Eberharter: 'I was never assured to win the gold'

Associated Press

SNOWBASIN, Utah -- Putting on a brave face and a smile, World Cup downhill champion Stephan Eberharter insisted Olympic bronze was just dandy.

After winning five of the eight World Cup downhills this season, the Austrian had entered the Olympics' showcase Alpine event as the favorite, with his nation's high expectations heavy on his shoulders.

The new star of the Austrian squad seemed poised to live up to the ski-crazy nation's hopes on Sunday, sending a large contingent of flag-waving fans into a wild frenzy when he lit up the top of the scoreboard in 1 minute, 39.41 seconds.

But Eberharter's lifelong dream of Olympic downhill glory lasted only a moment, as teammate Fritz Strobl sped across the finish line less than two minutes later, edging him by 28 hundredths of a second to take Olympic gold and bask in the adoration only Austrian ski fans can lavish.
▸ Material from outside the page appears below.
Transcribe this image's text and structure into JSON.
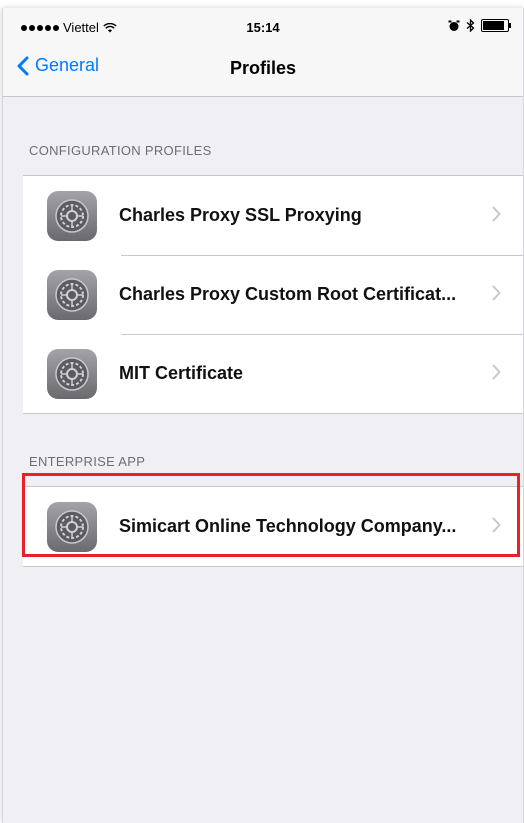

Moments later, Norway's Lasse Kjus dropped Eberharter from second to third, squeezing between the two Austrians with his run of 1:39.35.

"It might be a problem for others not to win gold, but it isn't for me," said Eberharter, who leads the World Cup overall standings this season on the strength of five downhill victories, three in the super giant slalom and one in the more technical giant slalom.

"I've always said this situation can happen, I was never assured to win the gold. I was prepared for this," he added. "Sure it would have been great to win gold but this is a great start for me and I have two more chances to win gold or collect other medals in the giant slalom and Super G."

The 32-year-old Eberharter also was quick to remind everyone of his new World Cup downhill title, which actually is considered a bigger achievement by skiers, requiring consistent success over an entire season.

"I mustn't forget this season, which has been tremendous," Eberharter said. "I've won nine races so far, I've won the World Cup downhill title and hopefully I'll win the overall.

"I always believed in myself but honestly I never believed to be that good in the downhill. But last year I started to do pretty well and this year was great."

A victory, though, would have silenced critics who insist Eberharter's success is largely due to the absence of injured teammate Hermann Maier.

"I didn't feel any pressure, even though I knew everyone expected me to win the gold medal, especially back home," said Eberharter, who finished last season as runner-up in the overall and downhill World Cup standings to Maier. "I was prepared for this. I had a good night and a good morning, and a good bronze medal race."